How to legally re-use UGC
Whenever you take someone’s creation and share it on your account, you are entering the territory of laws and regulations on intellectual property and copyright infringement. It should go without saying, that you can’t simply take a post from somebody else and straight put it to your Social Media accounts. Many influencers are trying to make a living with their content. Taking it without their permission is nothing less than stealing their time and money. Luckily, there is a simple way to legally repost the content from other users on Instagram.
So, what is the “correct” approach here?
To keep it short: just ask. Give credit where credit is due. You have to make sure that you are mentioning and paying tribute to the creator and the incurred expenses.
- You could directly message the creator and ask them for permission:
- Or comment on the picture and let the creator grant you a written permission:
Above all, it is crucial to correctly credit the creator once you received their permissions. In the end, this is the most important part, because it is your official release of someone else’s content.
To avoid any kind of misunderstanding, here are a few best practices on Instagram, that can equally be applied on other social networks as well:
1) Start by tagging the creator in the image. This will notify and simultaneously make them the center of your post.
2) Also, mention the creator in your caption and explain what this post and re-use is all about.
3) Make sure that your mentions are actually visible and accessible, and not somehow hidden. You want the credits to be distinctly and visible.
Creative UGC campaigns
To give you an idea, how you can use user-generated content to boost your Social Media presence, we will show you some great campaigns from the past that performed (and still perform) well with UGC.
TikTok currently is the champion of User Generated Content. Search for any hashtag and you can be almost sure to find a related “Challenge” with it.
Below a few UGC campaign examples:
Arranging hundreds of gummy bears as a crowd while Adele’s “Someone Like You” plays in the background.
Can you think of a better way to advertise haribos?
Not a company campaign hashtag, but still a huge opportunity for travel agencies: #faketravel calls for people to post fake videos of them traveling. Why not make use of this trend as a travel company and pick up some of the best videos?
With this campaign, Adobe gave talented designers the chance to get featured on their Instagram Page. The only requirement: the artwork had to be created using any of the Adobe products such as Photoshop or Illustrator. Adobe used the generated content to showcase the designing capabilities of its software and to share user recommendations.
Back 2014, Starbucks called on its customers to paint their white cups and share the pictures. At the same time, they launched a contest under the hashtag #WhiteCupContest. Starbucks announced that the best drawing submitted would be used as a limited edition design for their cups.
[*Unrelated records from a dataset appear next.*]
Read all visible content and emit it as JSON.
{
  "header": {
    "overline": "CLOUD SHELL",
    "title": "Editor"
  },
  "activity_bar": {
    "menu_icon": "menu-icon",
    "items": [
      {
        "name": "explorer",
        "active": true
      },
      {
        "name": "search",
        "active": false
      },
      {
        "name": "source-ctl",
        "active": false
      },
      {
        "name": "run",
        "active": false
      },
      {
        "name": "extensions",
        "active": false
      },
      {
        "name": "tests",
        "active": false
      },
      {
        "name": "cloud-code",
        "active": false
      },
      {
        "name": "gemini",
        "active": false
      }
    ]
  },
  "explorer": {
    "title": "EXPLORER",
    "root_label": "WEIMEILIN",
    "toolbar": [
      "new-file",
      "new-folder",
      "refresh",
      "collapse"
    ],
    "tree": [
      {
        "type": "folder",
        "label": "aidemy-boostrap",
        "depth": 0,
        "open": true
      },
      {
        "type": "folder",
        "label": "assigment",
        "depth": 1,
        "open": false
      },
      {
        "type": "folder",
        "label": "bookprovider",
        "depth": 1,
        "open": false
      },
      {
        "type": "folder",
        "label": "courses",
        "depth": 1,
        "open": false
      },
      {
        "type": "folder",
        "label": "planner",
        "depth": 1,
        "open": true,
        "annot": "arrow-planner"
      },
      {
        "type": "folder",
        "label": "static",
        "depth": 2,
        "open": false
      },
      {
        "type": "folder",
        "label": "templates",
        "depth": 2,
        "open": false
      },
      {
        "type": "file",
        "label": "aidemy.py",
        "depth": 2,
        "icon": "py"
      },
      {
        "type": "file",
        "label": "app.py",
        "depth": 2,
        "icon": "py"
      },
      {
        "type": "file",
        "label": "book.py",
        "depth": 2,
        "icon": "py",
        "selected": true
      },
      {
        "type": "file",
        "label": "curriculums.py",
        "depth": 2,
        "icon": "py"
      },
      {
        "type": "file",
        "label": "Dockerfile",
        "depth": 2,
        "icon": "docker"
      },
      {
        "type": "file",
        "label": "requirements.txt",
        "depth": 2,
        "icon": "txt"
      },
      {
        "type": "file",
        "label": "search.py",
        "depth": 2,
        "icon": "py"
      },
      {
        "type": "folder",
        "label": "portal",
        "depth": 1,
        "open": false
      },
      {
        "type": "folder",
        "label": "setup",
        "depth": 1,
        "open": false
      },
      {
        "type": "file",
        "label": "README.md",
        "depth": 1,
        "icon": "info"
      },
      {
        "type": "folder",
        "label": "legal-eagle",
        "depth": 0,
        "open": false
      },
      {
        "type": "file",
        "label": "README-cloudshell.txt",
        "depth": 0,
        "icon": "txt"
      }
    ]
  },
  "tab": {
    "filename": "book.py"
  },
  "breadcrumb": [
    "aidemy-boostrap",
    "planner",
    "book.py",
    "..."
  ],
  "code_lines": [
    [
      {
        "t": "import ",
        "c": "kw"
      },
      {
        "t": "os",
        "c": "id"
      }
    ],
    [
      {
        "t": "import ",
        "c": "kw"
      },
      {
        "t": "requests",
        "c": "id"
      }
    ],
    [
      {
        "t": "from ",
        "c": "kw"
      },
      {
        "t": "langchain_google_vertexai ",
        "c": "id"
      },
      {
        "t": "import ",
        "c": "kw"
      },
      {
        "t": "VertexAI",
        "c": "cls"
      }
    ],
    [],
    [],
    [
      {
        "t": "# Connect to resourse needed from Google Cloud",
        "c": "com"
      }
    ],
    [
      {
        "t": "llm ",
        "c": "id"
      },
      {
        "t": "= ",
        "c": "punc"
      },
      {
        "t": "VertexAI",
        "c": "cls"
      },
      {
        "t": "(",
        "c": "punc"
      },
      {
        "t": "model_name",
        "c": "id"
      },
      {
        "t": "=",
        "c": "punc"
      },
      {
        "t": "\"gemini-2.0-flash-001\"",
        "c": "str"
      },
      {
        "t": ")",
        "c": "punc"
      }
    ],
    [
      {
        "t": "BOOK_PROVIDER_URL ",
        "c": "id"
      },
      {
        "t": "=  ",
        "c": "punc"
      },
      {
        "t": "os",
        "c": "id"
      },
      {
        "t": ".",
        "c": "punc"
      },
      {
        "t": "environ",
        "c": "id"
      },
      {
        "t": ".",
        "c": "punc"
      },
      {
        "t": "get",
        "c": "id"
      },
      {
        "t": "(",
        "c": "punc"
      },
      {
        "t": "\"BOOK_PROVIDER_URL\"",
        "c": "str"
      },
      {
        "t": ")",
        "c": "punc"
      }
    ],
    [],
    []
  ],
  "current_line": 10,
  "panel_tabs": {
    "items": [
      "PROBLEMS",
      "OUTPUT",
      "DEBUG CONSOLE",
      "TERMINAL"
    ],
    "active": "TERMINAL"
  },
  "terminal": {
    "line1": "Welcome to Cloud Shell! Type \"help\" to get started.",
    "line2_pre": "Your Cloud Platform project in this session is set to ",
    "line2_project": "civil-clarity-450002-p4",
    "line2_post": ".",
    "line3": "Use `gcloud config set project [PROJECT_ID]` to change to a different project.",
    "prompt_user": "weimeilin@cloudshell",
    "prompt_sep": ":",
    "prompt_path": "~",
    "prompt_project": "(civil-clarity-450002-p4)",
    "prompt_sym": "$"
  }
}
Within a couple of weeks, this contest accumulated thousands of pictures that could have been used.
They’re also doing this for other cup colors on a yearly basis, like for example the infamous #RedCupContest.
Share your neontools content with us!
We actually do have our own UGC Instagram hashtag campaign running at this time: #neontools.
It’s related to our online marketing toolbox neontools.io and its free hashtag analyzer.
Feel free to show us your support with the hashtag #neontools on Instagram when using our hashtag tool <3